The Shakespeare Code (Doctor Who)

Gareth Roberts, w; 2007.

It’s ironic, in a way, that the best (and, perhaps, most ‘accurate’) depiction of Elizabethan England on screen is to be found in Doctor Who’s 2007 episode, The Shakespeare Code. In a show about a time-travelling alien from the future, it’s these historical episodes that can be the most fun, as Gareth Roberts shows here. Filled with in-joke upon in-joke after in-joke, Shakespeare lines are peppered like full stops in nearly every scene, allusions and complicit nods abound, and for David Tennant’s Doctor, you can see he’s having the time of his life. With its story of witches, a lost play – Love’s Labour’s Won – words as magic spells, Harry Potter, and unrequited love, it’s certainly not that far off what Shakespeare wrote about across his career. There’s the mud in the streets, the filth, the gorgeous wood-and-plaster buildings, the dark candle-lit interiors and, like a beacon, the great Globe itself, and it really does feel, well, real, I suppose.

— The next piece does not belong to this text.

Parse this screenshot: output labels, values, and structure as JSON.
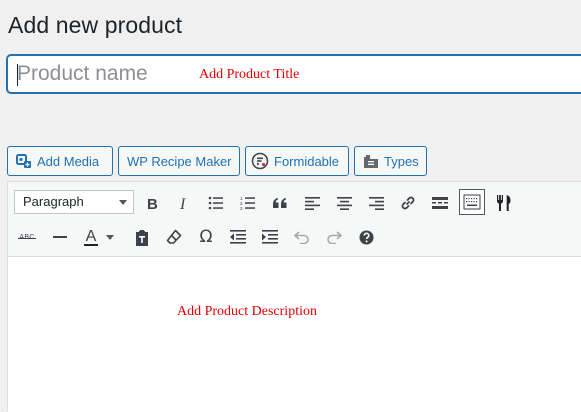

As real as it can be for a television show about time-travel set in an imagined version of 1599. There’s more Shakespeare in this forty-five minutes than in the entirety of Shakespeare in Love, and that really only can be a good thing.